Cultured crucifers make the glucosinolates more available; reduce nitrile, one of the most toxic glucosinolates, by half; provide beneficial bacteria to create glucosinolate products in the gut.
Cultured vegetables should be raw, not pasteurized; and should be traditionally made without vinegar. Pasteurized vegetables are essentially cooked and have no beneficial bacteria.
There are instructions in the cookbook Nourishing Traditions, by Sally Fallon of the Weston A. Price Foundation, for homemade cultured Brassica vegetables, including sauerkraut, cortido (Mexican), kimchi (Korean), and tsukomono (Japanese).
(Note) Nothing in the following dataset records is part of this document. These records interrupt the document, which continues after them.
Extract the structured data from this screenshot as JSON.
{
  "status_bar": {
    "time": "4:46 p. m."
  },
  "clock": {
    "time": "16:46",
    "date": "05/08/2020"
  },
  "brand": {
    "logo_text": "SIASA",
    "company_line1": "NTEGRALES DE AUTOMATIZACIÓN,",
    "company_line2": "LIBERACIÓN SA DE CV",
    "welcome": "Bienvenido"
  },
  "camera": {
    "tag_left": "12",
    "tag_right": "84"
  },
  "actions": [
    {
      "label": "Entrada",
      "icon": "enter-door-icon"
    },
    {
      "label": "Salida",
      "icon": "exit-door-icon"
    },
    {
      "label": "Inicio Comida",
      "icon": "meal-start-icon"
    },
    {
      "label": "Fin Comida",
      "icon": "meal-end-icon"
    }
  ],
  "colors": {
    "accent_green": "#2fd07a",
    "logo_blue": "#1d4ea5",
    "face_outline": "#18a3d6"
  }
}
Traditionally made sauerkraut and kim chee (or kimchi) are available in natural food stores.
According to the background information in a study in Food and Chemical Toxicology, heating these vegetables to "high temperatures":
Steaming for up to 20 minutes showed no loss of glucosinolates in the Food and Chemical Toxicology study. The study did not address the loss of myrosinase. The Weston A. Price Foundation review, however, reports that steaming eliminates two thirds of the glucosinolates.
Most roots and greens steam marvelously; however, bok choy and some others are bitter when steamed. See How to steam vegetables.
Stir frying also showed no loss of glucosinolates in the Food and Chemical Toxicology study, although the loss of myrosinase was not addressed.
Boiling eliminates most glucosinolates. According to the Weston A. Price Foundation review, boiling for five minutes eliminates one third of the glucosinolates; boiling for thirty minutes eliminates 87%. The Food and Chemical Toxicology study showed a loss of 58% to 77% after thirty minutes of boiling.
Here's a list of cruciferous vegetables: the four species of Brassica (a genus in the Cruciferous family) and the other cruciferous vegetables.
Notice that broccoli, cauliflower, and cabbage are the same species! They differ only in how they have been bred, and thus are classified as different cultivars.
Chinese cabbage (Napa cabbage)
Rapeseed oil (canola)
Other cruciferous vegetables
The most studied phytochemicals that derive from glucosinolates are:
Diindolyl methane (DIM)
Phenyl ethyl isothiocyanate (PEITC)
Cancer Modulation by Glucosinolates: A Review
A literature review of the scientific research about glucosinolates, their toxic and anti-cancer effects, and how they are believed to work.
Cancer Epidemiology Biomarkers & Prevention:
Consumption of Raw Cruciferous Vegetables is Inversely Associated with Bladder Cancer Risk
The Roswell Park Cancer Institute study discussed above.
Raw Broccoli, Cabbage Slash Bladder Cancer Risk by 40 Percent: Cooking Destroys Benefits
Discusses the Roswell Park Cancer Institute study and promotes benefits of raw vegetables and juices.
Food and Chemical Toxicology:
Effect of storage, processing and cooking on glucosinolate content of Brassica vegetables (PDF)
Life Extension Magazine: How cruciferous vegetables prevent cancer
Life Extension Magazine: The coming age of vege-medicine
Advances in Experimental Medicine and Biology: Brassica vegetables and cancer prevention: epidemiology and mechanisms (abstract)
Weston A. Price Foundation:
Bearers of the Cross: Crucifers in the Context of Traditional Diets and Modern Science
A contrarian view: the case against Brassica vegetables. Emphasizes goitrogens and is skeptical about cancer prevention. Good information about how glucosinolates are affected by cooking and fermentation.
Life Extension Magazine: Broccoli: Providing Cancer Protection, Liver Support, and Essential Nutrients
Life Extension Magazine: Kale: Powerful Cancer Protection and Healthy Eye and Heart Benefits
Life Extension Magazine: Watercress: Benefits for Cancer Protection, Vision, and Heart Health
Weston A. Price Foundation: Sauerkraut--The Miracle Cabbage
New Zealand Food Safety Authority:
Glucosinolates Information Sheet (PDF)
Life Extension Magazine: Natural Prevention: I3C and Cancer
Life Extension Magazine: I3C and DIM
Life Extension Newsletter: New research contributes to the understanding of how I3C blocks cancer cells